EXERCISE DIRECTIONS: Restate the full listing word for word; images stay out of it.

++++ SUPPLIED DATA ++++

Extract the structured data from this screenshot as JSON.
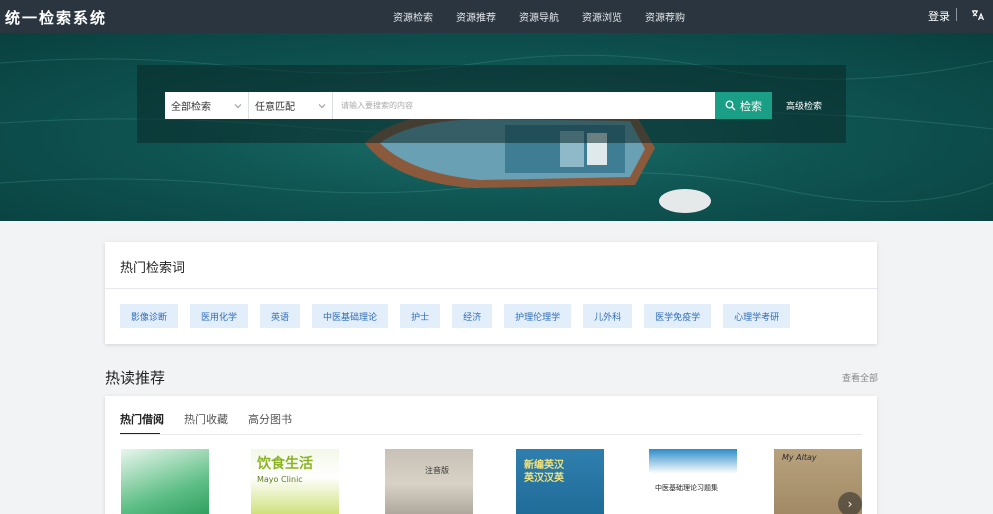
{
  "header": {
    "brand": "统一检索系统",
    "nav": [
      "资源检索",
      "资源推荐",
      "资源导航",
      "资源浏览",
      "资源荐购"
    ],
    "login": "登录"
  },
  "search": {
    "scope": "全部检索",
    "match": "任意匹配",
    "placeholder": "请输入要搜索的内容",
    "button": "检索",
    "advanced": "高级检索"
  },
  "hot_terms": {
    "title": "热门检索词",
    "tags": [
      "影像诊断",
      "医用化学",
      "英语",
      "中医基础理论",
      "护士",
      "经济",
      "护理伦理学",
      "儿外科",
      "医学免疫学",
      "心理学考研"
    ]
  },
  "recommend": {
    "title": "热读推荐",
    "see_all": "查看全部",
    "tabs": [
      "热门借阅",
      "热门收藏",
      "高分图书"
    ],
    "books": {
      "b2_title": "饮食生活",
      "b2_sub": "Mayo Clinic",
      "b3_title": "注音版",
      "b4_title": "新编英汉英汉汉英",
      "b5_title": "中医基础理论习题集",
      "b6_title": "My Altay"
    }
  },
  "colors": {
    "topbar": "#2a3540",
    "accent": "#1a9f86",
    "tag_bg": "#e3eefb",
    "tag_text": "#2f6db8"
  }
}
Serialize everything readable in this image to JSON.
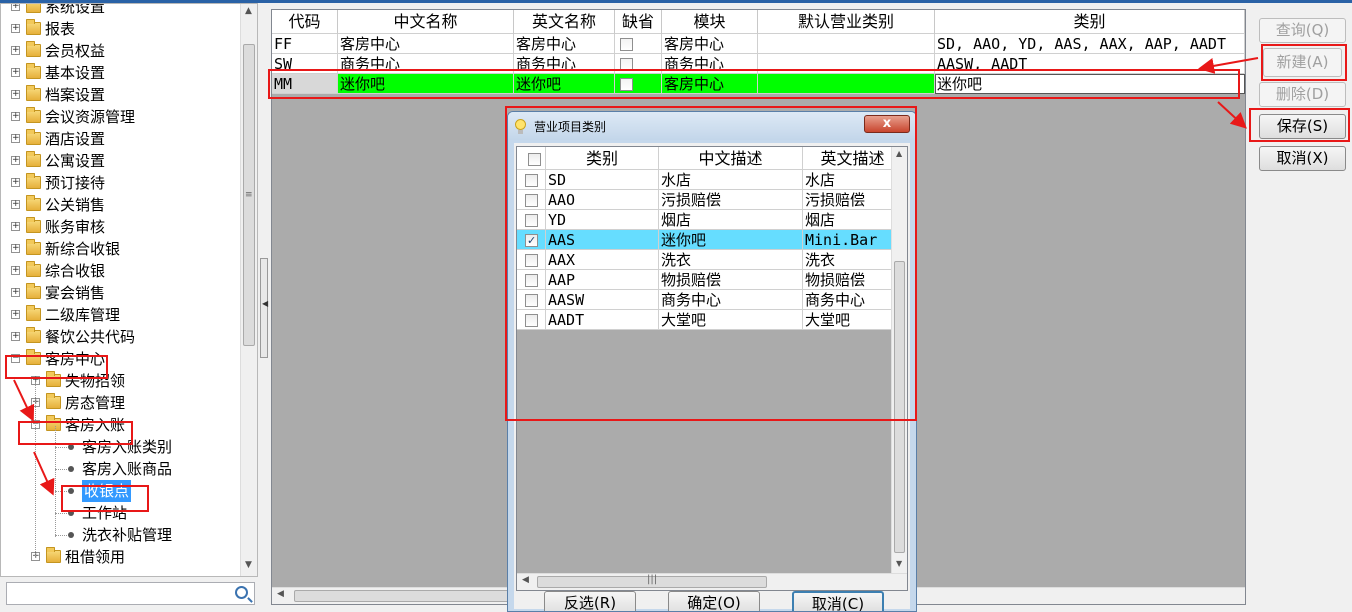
{
  "tree": {
    "items": [
      {
        "label": "系统设置",
        "level": 0,
        "kind": "folder",
        "expander": "+"
      },
      {
        "label": "报表",
        "level": 0,
        "kind": "folder",
        "expander": "+"
      },
      {
        "label": "会员权益",
        "level": 0,
        "kind": "folder",
        "expander": "+"
      },
      {
        "label": "基本设置",
        "level": 0,
        "kind": "folder",
        "expander": "+"
      },
      {
        "label": "档案设置",
        "level": 0,
        "kind": "folder",
        "expander": "+"
      },
      {
        "label": "会议资源管理",
        "level": 0,
        "kind": "folder",
        "expander": "+"
      },
      {
        "label": "酒店设置",
        "level": 0,
        "kind": "folder",
        "expander": "+"
      },
      {
        "label": "公寓设置",
        "level": 0,
        "kind": "folder",
        "expander": "+"
      },
      {
        "label": "预订接待",
        "level": 0,
        "kind": "folder",
        "expander": "+"
      },
      {
        "label": "公关销售",
        "level": 0,
        "kind": "folder",
        "expander": "+"
      },
      {
        "label": "账务审核",
        "level": 0,
        "kind": "folder",
        "expander": "+"
      },
      {
        "label": "新综合收银",
        "level": 0,
        "kind": "folder",
        "expander": "+"
      },
      {
        "label": "综合收银",
        "level": 0,
        "kind": "folder",
        "expander": "+"
      },
      {
        "label": "宴会销售",
        "level": 0,
        "kind": "folder",
        "expander": "+"
      },
      {
        "label": "二级库管理",
        "level": 0,
        "kind": "folder",
        "expander": "+"
      },
      {
        "label": "餐饮公共代码",
        "level": 0,
        "kind": "folder",
        "expander": "+"
      },
      {
        "label": "客房中心",
        "level": 0,
        "kind": "folder",
        "expander": "−"
      },
      {
        "label": "失物招领",
        "level": 1,
        "kind": "folder",
        "expander": "+"
      },
      {
        "label": "房态管理",
        "level": 1,
        "kind": "folder",
        "expander": "+"
      },
      {
        "label": "客房入账",
        "level": 1,
        "kind": "folder",
        "expander": "−"
      },
      {
        "label": "客房入账类别",
        "level": 2,
        "kind": "leaf"
      },
      {
        "label": "客房入账商品",
        "level": 2,
        "kind": "leaf"
      },
      {
        "label": "收银点",
        "level": 2,
        "kind": "leaf",
        "selected": true
      },
      {
        "label": "工作站",
        "level": 2,
        "kind": "leaf"
      },
      {
        "label": "洗衣补贴管理",
        "level": 2,
        "kind": "leaf"
      },
      {
        "label": "租借领用",
        "level": 1,
        "kind": "folder",
        "expander": "+"
      }
    ]
  },
  "grid": {
    "columns": [
      "代码",
      "中文名称",
      "英文名称",
      "缺省",
      "模块",
      "默认营业类别",
      "类别"
    ],
    "rows": [
      {
        "code": "FF",
        "cn": "客房中心",
        "en": "客房中心",
        "module": "客房中心",
        "default_cat": "",
        "cats": "SD, AAO, YD, AAS, AAX, AAP, AADT",
        "highlight": false
      },
      {
        "code": "SW",
        "cn": "商务中心",
        "en": "商务中心",
        "module": "商务中心",
        "default_cat": "",
        "cats": "AASW, AADT",
        "highlight": false
      },
      {
        "code": "MM",
        "cn": "迷你吧",
        "en": "迷你吧",
        "module": "客房中心",
        "default_cat": "",
        "cats": "迷你吧",
        "highlight": true
      }
    ]
  },
  "buttons": {
    "query": "查询(Q)",
    "new": "新建(A)",
    "delete": "删除(D)",
    "save": "保存(S)",
    "cancel": "取消(X)"
  },
  "dialog": {
    "title": "营业项目类别",
    "close": "x",
    "columns": [
      "类别",
      "中文描述",
      "英文描述"
    ],
    "rows": [
      {
        "code": "SD",
        "cn": "水店",
        "en": "水店",
        "checked": false
      },
      {
        "code": "AAO",
        "cn": "污损赔偿",
        "en": "污损赔偿",
        "checked": false
      },
      {
        "code": "YD",
        "cn": "烟店",
        "en": "烟店",
        "checked": false
      },
      {
        "code": "AAS",
        "cn": "迷你吧",
        "en": "Mini.Bar",
        "checked": true
      },
      {
        "code": "AAX",
        "cn": "洗衣",
        "en": "洗衣",
        "checked": false
      },
      {
        "code": "AAP",
        "cn": "物损赔偿",
        "en": "物损赔偿",
        "checked": false
      },
      {
        "code": "AASW",
        "cn": "商务中心",
        "en": "商务中心",
        "checked": false
      },
      {
        "code": "AADT",
        "cn": "大堂吧",
        "en": "大堂吧",
        "checked": false
      }
    ],
    "buttons": {
      "invert": "反选(R)",
      "ok": "确定(O)",
      "cancel": "取消(C)"
    }
  },
  "colors": {
    "highlight_row": "#00ff00",
    "dialog_selected": "#66ddff",
    "tree_selected": "#3399ff",
    "annotation": "#e81818"
  }
}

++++

SOLUTION TO THE EXERCISE:
Extract the structured data from this screenshot as JSON.
{
  "header": {
    "brand": "统一检索系统",
    "nav": [
      "资源检索",
      "资源推荐",
      "资源导航",
      "资源浏览",
      "资源荐购"
    ],
    "login": "登录"
  },
  "search": {
    "scope": "全部检索",
    "match": "任意匹配",
    "placeholder": "请输入要搜索的内容",
    "button": "检索",
    "advanced": "高级检索"
  },
  "hot_terms": {
    "title": "热门检索词",
    "tags": [
      "影像诊断",
      "医用化学",
      "英语",
      "中医基础理论",
      "护士",
      "经济",
      "护理伦理学",
      "儿外科",
      "医学免疫学",
      "心理学考研"
    ]
  },
  "recommend": {
    "title": "热读推荐",
    "see_all": "查看全部",
    "tabs": [
      "热门借阅",
      "热门收藏",
      "高分图书"
    ],
    "books": {
      "b2_title": "饮食生活",
      "b2_sub": "Mayo Clinic",
      "b3_title": "注音版",
      "b4_title": "新编英汉英汉汉英",
      "b5_title": "中医基础理论习题集",
      "b6_title": "My Altay"
    }
  },
  "colors": {
    "topbar": "#2a3540",
    "accent": "#1a9f86",
    "tag_bg": "#e3eefb",
    "tag_text": "#2f6db8"
  }
}
Serialize everything readable in this image to JSON.
{
  "tree": {
    "items": [
      {
        "label": "系统设置",
        "level": 0,
        "kind": "folder",
        "expander": "+"
      },
      {
        "label": "报表",
        "level": 0,
        "kind": "folder",
        "expander": "+"
      },
      {
        "label": "会员权益",
        "level": 0,
        "kind": "folder",
        "expander": "+"
      },
      {
        "label": "基本设置",
        "level": 0,
        "kind": "folder",
        "expander": "+"
      },
      {
        "label": "档案设置",
        "level": 0,
        "kind": "folder",
        "expander": "+"
      },
      {
        "label": "会议资源管理",
        "level": 0,
        "kind": "folder",
        "expander": "+"
      },
      {
        "label": "酒店设置",
        "level": 0,
        "kind": "folder",
        "expander": "+"
      },
      {
        "label": "公寓设置",
        "level": 0,
        "kind": "folder",
        "expander": "+"
      },
      {
        "label": "预订接待",
        "level": 0,
        "kind": "folder",
        "expander": "+"
      },
      {
        "label": "公关销售",
        "level": 0,
        "kind": "folder",
        "expander": "+"
      },
      {
        "label": "账务审核",
        "level": 0,
        "kind": "folder",
        "expander": "+"
      },
      {
        "label": "新综合收银",
        "level": 0,
        "kind": "folder",
        "expander": "+"
      },
      {
        "label": "综合收银",
        "level": 0,
        "kind": "folder",
        "expander": "+"
      },
      {
        "label": "宴会销售",
        "level": 0,
        "kind": "folder",
        "expander": "+"
      },
      {
        "label": "二级库管理",
        "level": 0,
        "kind": "folder",
        "expander": "+"
      },
      {
        "label": "餐饮公共代码",
        "level": 0,
        "kind": "folder",
        "expander": "+"
      },
      {
        "label": "客房中心",
        "level": 0,
        "kind": "folder",
        "expander": "−"
      },
      {
        "label": "失物招领",
        "level": 1,
        "kind": "folder",
        "expander": "+"
      },
      {
        "label": "房态管理",
        "level": 1,
        "kind": "folder",
        "expander": "+"
      },
      {
        "label": "客房入账",
        "level": 1,
        "kind": "folder",
        "expander": "−"
      },
      {
        "label": "客房入账类别",
        "level": 2,
        "kind": "leaf"
      },
      {
        "label": "客房入账商品",
        "level": 2,
        "kind": "leaf"
      },
      {
        "label": "收银点",
        "level": 2,
        "kind": "leaf",
        "selected": true
      },
      {
        "label": "工作站",
        "level": 2,
        "kind": "leaf"
      },
      {
        "label": "洗衣补贴管理",
        "level": 2,
        "kind": "leaf"
      },
      {
        "label": "租借领用",
        "level": 1,
        "kind": "folder",
        "expander": "+"
      }
    ]
  },
  "grid": {
    "columns": [
      "代码",
      "中文名称",
      "英文名称",
      "缺省",
      "模块",
      "默认营业类别",
      "类别"
    ],
    "rows": [
      {
        "code": "FF",
        "cn": "客房中心",
        "en": "客房中心",
        "module": "客房中心",
        "default_cat": "",
        "cats": "SD, AAO, YD, AAS, AAX, AAP, AADT",
        "highlight": false
      },
      {
        "code": "SW",
        "cn": "商务中心",
        "en": "商务中心",
        "module": "商务中心",
        "default_cat": "",
        "cats": "AASW, AADT",
        "highlight": false
      },
      {
        "code": "MM",
        "cn": "迷你吧",
        "en": "迷你吧",
        "module": "客房中心",
        "default_cat": "",
        "cats": "迷你吧",
        "highlight": true
      }
    ]
  },
  "buttons": {
    "query": "查询(Q)",
    "new": "新建(A)",
    "delete": "删除(D)",
    "save": "保存(S)",
    "cancel": "取消(X)"
  },
  "dialog": {
    "title": "营业项目类别",
    "close": "x",
    "columns": [
      "类别",
      "中文描述",
      "英文描述"
    ],
    "rows": [
      {
        "code": "SD",
        "cn": "水店",
        "en": "水店",
        "checked": false
      },
      {
        "code": "AAO",
        "cn": "污损赔偿",
        "en": "污损赔偿",
        "checked": false
      },
      {
        "code": "YD",
        "cn": "烟店",
        "en": "烟店",
        "checked": false
      },
      {
        "code": "AAS",
        "cn": "迷你吧",
        "en": "Mini.Bar",
        "checked": true
      },
      {
        "code": "AAX",
        "cn": "洗衣",
        "en": "洗衣",
        "checked": false
      },
      {
        "code": "AAP",
        "cn": "物损赔偿",
        "en": "物损赔偿",
        "checked": false
      },
      {
        "code": "AASW",
        "cn": "商务中心",
        "en": "商务中心",
        "checked": false
      },
      {
        "code": "AADT",
        "cn": "大堂吧",
        "en": "大堂吧",
        "checked": false
      }
    ],
    "buttons": {
      "invert": "反选(R)",
      "ok": "确定(O)",
      "cancel": "取消(C)"
    }
  },
  "colors": {
    "highlight_row": "#00ff00",
    "dialog_selected": "#66ddff",
    "tree_selected": "#3399ff",
    "annotation": "#e81818"
  }
}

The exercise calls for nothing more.